Dec. 7, 2020

ExxonMobil has abandoned the sale of its Bass Strait assets in Victoria after responses from potential buyers did not match the global major’s expectations.

The company’s 50% interest in multiple producing oil and gas fields along with shore-based production plants and infrastructure was put on the market in September 2019.

The company said at the time that it would be testing market interest for a number of its assets worldwide, including its operated producing assets in Australia, as part of an ongoing evaluation of its portfolio. It stressed that no agreements had been reached, no buyer identified, and no targeted price tag revealed.

Analysts speculated that one of the possible deterrents for prospective buyers might be the looming liabilities for decommissioning some or all of the aging fields. The company, in partnership with BHP, has been producing from Bass Strait for 50 years.

The major oil discoveries were made in the latter half of the 1960s into the early 1970s which catapulted Australia into oil self-sufficiency within a few years of being brought on stream.

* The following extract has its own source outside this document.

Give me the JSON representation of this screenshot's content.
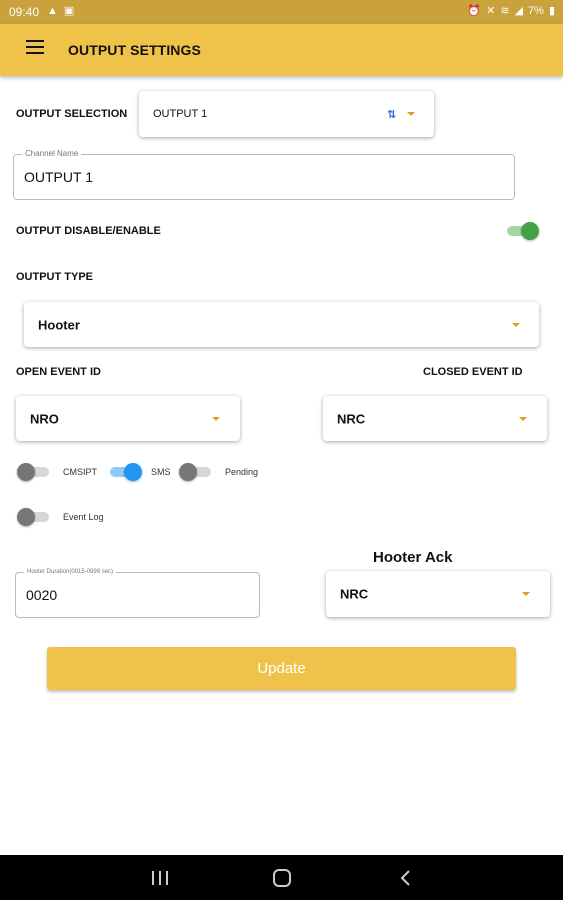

Discoveries also included sizeable gas reserves which transformed Victoria from coal gas to natural gas as an energy source.

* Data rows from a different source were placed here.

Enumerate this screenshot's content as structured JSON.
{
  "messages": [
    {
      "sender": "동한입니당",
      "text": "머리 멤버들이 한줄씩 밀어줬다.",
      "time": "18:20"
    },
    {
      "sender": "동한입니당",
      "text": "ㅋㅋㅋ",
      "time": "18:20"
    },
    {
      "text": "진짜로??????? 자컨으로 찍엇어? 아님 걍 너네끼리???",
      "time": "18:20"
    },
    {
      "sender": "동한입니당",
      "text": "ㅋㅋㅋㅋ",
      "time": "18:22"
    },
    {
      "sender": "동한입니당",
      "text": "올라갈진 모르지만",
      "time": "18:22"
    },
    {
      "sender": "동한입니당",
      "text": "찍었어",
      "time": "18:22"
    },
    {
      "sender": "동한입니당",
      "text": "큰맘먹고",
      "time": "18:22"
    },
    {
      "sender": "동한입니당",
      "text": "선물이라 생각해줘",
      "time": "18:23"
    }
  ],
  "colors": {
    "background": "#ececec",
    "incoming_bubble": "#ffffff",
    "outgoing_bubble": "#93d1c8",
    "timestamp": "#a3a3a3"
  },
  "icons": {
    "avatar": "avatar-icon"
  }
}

The fields, however, are now in steep decline.

Commenting on the withdrawal of sale notice, an ExxonMobil spokesperson said Nov. 27: “We believe the Gippsland basin and the Kipper (gas field) unit (in which ExxonMobil has 32.5% interest) are more valuable as part of our portfolio and we will continue to operate rather than divest.”

The company’s 50% partner BHP is still planning to sell after confirming in August that it too was looking to “withdraw from all its later-life assets, including Bass Strait, and turn its focus on higher value assets” (OGJ Online, Aug. 18, 2020).

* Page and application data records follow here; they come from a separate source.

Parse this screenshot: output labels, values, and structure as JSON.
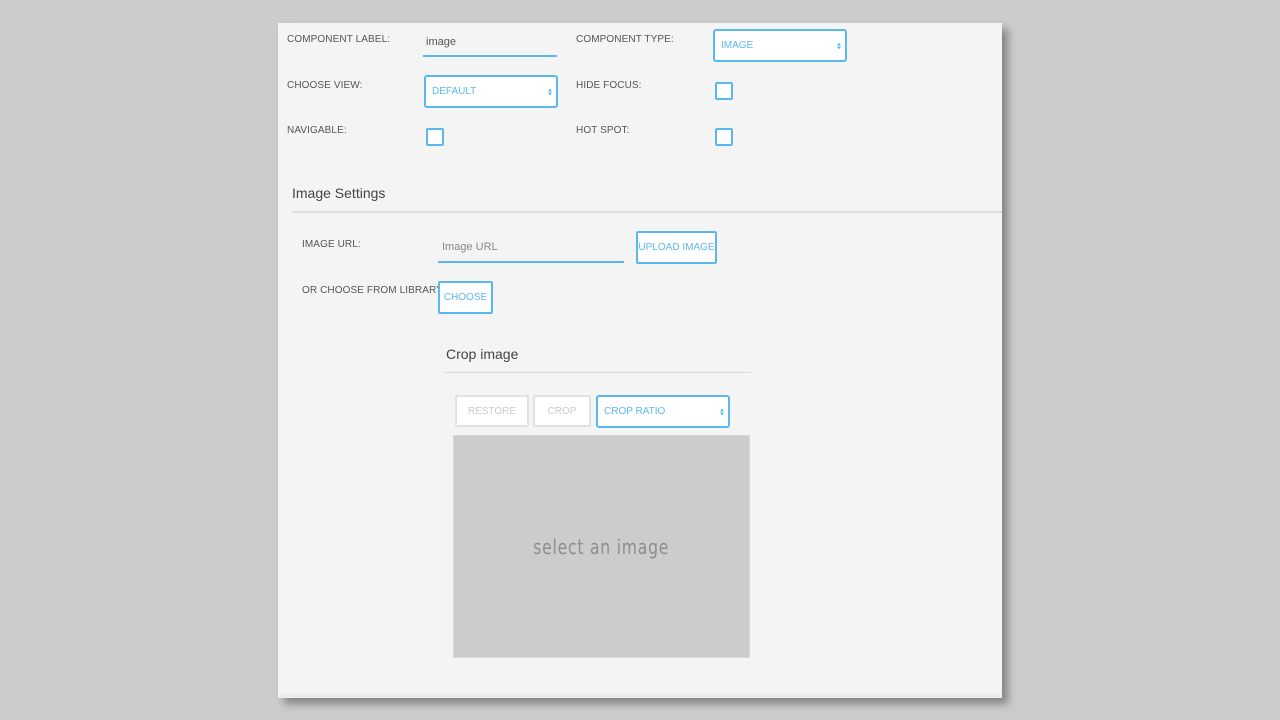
{
  "component": {
    "label_caption": "COMPONENT LABEL:",
    "label_value": "image",
    "type_caption": "COMPONENT TYPE:",
    "type_value": "IMAGE",
    "view_caption": "CHOOSE VIEW:",
    "view_value": "DEFAULT",
    "hide_focus_caption": "HIDE FOCUS:",
    "hide_focus_checked": false,
    "navigable_caption": "NAVIGABLE:",
    "navigable_checked": false,
    "hot_spot_caption": "HOT SPOT:",
    "hot_spot_checked": false
  },
  "image_settings": {
    "title": "Image Settings",
    "url_caption": "IMAGE URL:",
    "url_value": "",
    "url_placeholder": "Image URL",
    "upload_label": "UPLOAD IMAGE",
    "library_caption": "OR CHOOSE FROM LIBRARY",
    "choose_label": "CHOOSE"
  },
  "crop": {
    "title": "Crop image",
    "restore_label": "RESTORE",
    "crop_label": "CROP",
    "ratio_value": "CROP RATIO",
    "placeholder_text": "select an image"
  },
  "colors": {
    "accent": "#5bb8ee",
    "panel_bg": "#f4f4f4",
    "page_bg": "#cccccc",
    "disabled_border": "#dde2e6"
  }
}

BHP said Nov. 27 that it was continuing to assess its divestment plans for Bass Strait despite ExxonMobil’s abandonment of the sale process. In the meantime, the company plans to continue working with ExxonMobil to deliver gas and liquids to customers. It also stressed that the Bass Strait operations would continue as normal throughout sale efforts.

BHP originally took up the permits in the early 1960s, bringing in Esso Exploration (ExxonMobil) to be equal 50% interest holder and operator. Total value of the Gippsland basin joint venture was estimated by analysts to be $6-7 billion (Aus.).